Task item: Find and return every line of the data that contains the word "this".

Interface dataset entries:
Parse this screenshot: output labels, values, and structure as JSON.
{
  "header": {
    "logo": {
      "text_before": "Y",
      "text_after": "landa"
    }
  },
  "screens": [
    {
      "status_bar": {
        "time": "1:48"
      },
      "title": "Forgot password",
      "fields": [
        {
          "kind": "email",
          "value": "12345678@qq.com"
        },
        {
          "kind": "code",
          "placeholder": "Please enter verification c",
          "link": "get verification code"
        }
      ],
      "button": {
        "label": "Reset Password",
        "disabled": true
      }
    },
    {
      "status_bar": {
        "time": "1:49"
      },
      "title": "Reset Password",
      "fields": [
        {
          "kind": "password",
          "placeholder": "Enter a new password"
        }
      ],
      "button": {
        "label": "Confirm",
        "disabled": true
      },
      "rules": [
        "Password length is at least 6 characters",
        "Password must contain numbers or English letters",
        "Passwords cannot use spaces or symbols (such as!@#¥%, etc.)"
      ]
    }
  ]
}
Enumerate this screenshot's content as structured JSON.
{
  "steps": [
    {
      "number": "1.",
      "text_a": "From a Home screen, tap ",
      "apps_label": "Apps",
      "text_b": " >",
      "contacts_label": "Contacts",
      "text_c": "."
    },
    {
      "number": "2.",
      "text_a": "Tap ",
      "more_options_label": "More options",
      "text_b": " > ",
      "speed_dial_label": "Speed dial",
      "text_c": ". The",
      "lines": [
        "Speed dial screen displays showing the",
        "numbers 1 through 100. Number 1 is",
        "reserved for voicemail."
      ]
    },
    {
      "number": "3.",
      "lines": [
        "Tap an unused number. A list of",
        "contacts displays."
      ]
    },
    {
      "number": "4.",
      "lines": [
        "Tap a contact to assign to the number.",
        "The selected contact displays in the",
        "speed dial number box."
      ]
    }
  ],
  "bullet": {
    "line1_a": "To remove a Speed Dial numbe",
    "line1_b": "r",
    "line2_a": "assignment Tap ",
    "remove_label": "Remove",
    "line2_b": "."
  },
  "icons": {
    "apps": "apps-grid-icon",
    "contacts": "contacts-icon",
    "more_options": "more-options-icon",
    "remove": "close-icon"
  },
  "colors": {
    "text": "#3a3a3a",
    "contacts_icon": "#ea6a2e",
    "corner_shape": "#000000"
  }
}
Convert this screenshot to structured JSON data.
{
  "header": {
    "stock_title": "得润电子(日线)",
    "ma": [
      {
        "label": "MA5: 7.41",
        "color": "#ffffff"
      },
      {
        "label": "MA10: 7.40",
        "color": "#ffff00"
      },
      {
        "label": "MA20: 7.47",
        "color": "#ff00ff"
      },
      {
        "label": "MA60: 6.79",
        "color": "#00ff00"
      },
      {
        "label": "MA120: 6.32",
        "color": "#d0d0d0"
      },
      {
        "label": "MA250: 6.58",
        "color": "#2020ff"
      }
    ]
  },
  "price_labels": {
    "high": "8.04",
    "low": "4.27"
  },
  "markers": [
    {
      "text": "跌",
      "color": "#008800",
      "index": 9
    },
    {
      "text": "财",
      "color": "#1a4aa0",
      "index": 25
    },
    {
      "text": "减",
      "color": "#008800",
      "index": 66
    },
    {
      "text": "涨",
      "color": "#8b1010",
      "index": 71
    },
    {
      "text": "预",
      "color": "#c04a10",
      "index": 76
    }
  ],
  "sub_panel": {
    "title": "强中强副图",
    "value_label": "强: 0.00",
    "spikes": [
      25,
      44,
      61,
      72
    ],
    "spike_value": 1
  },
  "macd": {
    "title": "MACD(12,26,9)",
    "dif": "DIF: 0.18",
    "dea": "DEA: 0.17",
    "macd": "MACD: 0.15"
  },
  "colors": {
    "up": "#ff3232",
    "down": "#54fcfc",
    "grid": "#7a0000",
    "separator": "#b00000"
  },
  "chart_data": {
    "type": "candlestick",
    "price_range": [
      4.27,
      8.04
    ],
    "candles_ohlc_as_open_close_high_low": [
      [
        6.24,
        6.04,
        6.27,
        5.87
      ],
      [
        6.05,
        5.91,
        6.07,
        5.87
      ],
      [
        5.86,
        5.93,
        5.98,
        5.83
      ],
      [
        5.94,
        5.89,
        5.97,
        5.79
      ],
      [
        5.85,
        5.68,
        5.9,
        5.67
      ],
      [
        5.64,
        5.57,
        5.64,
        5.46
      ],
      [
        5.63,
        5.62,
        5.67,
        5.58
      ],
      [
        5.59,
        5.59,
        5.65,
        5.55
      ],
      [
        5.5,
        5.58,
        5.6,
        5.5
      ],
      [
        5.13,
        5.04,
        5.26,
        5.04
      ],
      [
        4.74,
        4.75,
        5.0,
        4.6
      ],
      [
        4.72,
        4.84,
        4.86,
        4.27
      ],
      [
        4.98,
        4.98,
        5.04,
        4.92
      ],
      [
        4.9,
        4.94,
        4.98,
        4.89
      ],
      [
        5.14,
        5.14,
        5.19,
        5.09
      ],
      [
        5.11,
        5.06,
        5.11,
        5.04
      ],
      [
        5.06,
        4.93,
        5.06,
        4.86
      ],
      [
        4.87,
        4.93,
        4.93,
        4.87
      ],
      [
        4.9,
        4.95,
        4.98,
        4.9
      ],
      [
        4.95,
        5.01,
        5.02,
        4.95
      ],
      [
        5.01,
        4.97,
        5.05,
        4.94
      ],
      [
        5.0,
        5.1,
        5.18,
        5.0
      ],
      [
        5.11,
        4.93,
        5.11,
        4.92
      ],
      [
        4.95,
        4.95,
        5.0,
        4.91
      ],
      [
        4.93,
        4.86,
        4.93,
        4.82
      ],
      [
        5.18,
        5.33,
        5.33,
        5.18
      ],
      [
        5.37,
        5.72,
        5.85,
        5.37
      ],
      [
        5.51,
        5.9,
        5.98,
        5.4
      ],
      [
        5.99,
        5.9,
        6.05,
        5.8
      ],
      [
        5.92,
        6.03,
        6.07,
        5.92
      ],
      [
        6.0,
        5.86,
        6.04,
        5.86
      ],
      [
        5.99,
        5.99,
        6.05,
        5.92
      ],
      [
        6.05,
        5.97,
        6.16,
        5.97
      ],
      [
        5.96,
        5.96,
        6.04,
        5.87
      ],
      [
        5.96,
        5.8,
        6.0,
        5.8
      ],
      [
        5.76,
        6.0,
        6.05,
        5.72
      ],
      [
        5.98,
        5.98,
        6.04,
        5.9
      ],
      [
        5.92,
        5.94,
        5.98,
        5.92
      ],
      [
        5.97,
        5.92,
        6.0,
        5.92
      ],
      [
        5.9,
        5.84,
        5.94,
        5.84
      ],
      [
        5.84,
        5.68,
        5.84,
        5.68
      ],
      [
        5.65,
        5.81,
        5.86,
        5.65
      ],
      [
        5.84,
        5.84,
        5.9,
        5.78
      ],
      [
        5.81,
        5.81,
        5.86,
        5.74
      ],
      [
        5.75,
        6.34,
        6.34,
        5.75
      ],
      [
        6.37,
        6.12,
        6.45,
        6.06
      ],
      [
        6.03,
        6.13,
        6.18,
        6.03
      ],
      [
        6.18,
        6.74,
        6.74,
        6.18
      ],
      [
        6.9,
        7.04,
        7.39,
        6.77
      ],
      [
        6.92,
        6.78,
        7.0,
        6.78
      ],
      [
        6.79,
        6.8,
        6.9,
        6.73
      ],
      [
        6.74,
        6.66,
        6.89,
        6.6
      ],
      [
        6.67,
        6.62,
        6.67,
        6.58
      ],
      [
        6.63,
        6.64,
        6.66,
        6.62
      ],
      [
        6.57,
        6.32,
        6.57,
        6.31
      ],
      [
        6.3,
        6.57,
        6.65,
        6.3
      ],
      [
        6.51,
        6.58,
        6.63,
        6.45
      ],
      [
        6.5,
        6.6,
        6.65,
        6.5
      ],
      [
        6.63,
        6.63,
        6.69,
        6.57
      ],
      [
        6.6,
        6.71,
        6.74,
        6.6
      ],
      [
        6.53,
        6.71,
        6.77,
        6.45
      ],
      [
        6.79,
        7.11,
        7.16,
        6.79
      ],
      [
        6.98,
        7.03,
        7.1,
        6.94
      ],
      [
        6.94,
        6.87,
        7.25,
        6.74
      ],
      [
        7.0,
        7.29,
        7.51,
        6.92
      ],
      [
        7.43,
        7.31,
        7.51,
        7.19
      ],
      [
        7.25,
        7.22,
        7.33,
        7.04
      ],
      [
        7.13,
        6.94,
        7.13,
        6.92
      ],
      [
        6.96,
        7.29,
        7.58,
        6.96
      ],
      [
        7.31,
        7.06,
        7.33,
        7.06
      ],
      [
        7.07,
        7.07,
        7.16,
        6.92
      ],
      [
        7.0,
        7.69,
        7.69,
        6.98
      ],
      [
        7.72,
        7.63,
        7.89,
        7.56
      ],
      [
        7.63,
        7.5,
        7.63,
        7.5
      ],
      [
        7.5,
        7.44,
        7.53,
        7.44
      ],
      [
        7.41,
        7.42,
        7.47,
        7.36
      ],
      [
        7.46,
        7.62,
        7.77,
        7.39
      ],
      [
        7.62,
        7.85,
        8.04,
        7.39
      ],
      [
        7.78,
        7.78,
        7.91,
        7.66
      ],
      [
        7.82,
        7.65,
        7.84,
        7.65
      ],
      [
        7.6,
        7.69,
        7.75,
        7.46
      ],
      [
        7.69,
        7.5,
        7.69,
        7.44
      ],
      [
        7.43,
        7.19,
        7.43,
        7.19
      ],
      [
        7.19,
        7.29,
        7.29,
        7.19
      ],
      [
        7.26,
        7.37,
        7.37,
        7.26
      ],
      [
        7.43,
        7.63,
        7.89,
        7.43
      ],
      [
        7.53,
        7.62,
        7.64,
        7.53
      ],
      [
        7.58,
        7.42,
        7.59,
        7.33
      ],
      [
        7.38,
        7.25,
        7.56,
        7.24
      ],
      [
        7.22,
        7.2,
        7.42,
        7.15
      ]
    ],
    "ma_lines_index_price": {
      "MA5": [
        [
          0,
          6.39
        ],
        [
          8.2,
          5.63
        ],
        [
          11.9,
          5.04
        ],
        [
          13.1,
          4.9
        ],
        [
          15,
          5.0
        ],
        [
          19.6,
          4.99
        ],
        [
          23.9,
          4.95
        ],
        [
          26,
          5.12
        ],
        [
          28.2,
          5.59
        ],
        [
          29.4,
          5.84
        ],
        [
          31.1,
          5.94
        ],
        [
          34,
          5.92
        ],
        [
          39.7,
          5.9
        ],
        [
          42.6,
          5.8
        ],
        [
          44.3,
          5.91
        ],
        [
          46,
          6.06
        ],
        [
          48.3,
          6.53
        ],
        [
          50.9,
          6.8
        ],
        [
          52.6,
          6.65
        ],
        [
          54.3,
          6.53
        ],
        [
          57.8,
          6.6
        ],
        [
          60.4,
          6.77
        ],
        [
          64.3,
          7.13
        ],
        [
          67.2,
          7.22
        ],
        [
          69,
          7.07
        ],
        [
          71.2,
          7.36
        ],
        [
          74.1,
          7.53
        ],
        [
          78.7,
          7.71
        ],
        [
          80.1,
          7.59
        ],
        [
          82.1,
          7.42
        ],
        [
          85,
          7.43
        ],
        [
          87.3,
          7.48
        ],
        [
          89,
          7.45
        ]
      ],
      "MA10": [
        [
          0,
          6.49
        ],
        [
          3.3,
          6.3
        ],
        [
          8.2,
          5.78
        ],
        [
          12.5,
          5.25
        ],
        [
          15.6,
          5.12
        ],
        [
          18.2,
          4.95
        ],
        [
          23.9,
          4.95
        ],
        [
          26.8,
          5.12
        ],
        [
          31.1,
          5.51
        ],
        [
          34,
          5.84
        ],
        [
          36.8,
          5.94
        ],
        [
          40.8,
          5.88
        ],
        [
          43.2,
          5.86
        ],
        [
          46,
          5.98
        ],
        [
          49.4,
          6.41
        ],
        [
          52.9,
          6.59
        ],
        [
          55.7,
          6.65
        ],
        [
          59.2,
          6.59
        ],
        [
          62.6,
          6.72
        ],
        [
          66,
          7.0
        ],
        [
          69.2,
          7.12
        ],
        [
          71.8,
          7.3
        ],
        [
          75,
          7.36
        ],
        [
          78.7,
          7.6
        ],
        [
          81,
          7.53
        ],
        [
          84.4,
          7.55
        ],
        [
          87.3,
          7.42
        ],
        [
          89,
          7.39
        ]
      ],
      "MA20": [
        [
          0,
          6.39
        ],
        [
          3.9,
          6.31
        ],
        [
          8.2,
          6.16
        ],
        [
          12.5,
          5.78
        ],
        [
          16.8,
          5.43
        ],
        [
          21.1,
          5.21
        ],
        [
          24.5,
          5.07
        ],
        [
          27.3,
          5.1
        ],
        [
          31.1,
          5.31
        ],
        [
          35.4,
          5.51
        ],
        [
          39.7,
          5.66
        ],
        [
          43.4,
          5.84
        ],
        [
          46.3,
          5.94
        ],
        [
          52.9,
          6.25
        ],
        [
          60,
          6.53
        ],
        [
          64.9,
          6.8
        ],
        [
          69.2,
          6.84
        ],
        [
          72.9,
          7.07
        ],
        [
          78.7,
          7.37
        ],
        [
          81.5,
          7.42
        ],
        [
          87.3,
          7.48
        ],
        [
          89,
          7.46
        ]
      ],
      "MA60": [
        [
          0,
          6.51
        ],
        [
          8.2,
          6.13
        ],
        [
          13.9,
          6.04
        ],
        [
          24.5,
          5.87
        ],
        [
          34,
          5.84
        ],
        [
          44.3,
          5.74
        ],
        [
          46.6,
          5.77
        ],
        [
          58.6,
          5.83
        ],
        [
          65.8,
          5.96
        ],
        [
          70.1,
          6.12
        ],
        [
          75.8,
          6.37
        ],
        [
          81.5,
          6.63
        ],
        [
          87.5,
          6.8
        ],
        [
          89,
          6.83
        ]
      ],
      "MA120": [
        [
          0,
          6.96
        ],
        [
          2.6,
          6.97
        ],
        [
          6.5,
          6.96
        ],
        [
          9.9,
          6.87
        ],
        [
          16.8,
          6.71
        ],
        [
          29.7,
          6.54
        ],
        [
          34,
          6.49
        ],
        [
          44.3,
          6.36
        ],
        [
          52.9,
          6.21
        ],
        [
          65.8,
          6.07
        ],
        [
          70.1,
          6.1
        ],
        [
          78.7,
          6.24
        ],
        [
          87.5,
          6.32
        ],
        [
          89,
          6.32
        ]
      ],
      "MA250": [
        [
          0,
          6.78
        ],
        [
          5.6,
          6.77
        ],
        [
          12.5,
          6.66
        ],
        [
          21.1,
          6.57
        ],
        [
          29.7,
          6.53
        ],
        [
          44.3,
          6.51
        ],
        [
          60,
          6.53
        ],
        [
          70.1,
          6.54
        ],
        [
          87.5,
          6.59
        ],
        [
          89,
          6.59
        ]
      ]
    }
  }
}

Your response:
Parse this screenshot: output labels, values, and structure as JSON.
Enumerate this screenshot's content as structured JSON.
Convert this screenshot to structured JSON data.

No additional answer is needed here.